= Beginning of Section =
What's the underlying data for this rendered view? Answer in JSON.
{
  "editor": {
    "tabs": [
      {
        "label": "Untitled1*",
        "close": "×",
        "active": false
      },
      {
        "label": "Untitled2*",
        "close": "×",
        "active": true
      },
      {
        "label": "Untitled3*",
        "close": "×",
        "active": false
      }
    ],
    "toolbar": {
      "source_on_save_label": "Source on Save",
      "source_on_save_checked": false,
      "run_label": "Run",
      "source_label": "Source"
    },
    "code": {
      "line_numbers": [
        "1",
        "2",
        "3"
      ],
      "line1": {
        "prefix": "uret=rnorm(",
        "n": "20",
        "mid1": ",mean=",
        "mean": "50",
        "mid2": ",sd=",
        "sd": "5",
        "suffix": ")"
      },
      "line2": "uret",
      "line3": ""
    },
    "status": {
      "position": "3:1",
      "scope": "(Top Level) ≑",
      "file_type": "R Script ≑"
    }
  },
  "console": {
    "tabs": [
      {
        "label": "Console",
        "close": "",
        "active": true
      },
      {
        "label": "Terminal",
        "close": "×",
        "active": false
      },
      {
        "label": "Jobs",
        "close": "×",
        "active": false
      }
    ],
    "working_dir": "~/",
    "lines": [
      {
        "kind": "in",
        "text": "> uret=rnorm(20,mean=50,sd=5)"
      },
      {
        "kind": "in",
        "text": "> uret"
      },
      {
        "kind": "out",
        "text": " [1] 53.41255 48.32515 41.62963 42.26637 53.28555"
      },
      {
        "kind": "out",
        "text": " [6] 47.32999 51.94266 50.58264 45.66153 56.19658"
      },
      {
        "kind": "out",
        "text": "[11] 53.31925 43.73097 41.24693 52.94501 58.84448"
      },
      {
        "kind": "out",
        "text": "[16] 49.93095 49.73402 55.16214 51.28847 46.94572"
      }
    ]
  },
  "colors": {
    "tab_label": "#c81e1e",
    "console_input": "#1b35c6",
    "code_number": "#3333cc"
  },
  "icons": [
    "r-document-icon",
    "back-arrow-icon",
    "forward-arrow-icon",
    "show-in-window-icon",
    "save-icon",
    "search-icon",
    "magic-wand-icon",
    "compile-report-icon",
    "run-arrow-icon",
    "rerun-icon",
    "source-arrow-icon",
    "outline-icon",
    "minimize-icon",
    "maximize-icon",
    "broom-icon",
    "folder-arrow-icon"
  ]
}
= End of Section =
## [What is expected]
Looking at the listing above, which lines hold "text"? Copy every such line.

## [Answer]
        "text": "> uret=rnorm(20,mean=50,sd=5)"
        "text": "> uret"
        "text": " [1] 53.41255 48.32515 41.62963 42.26637 53.28555"
        "text": " [6] 47.32999 51.94266 50.58264 45.66153 56.19658"
        "text": "[11] 53.31925 43.73097 41.24693 52.94501 58.84448"
        "text": "[16] 49.93095 49.73402 55.16214 51.28847 46.94572"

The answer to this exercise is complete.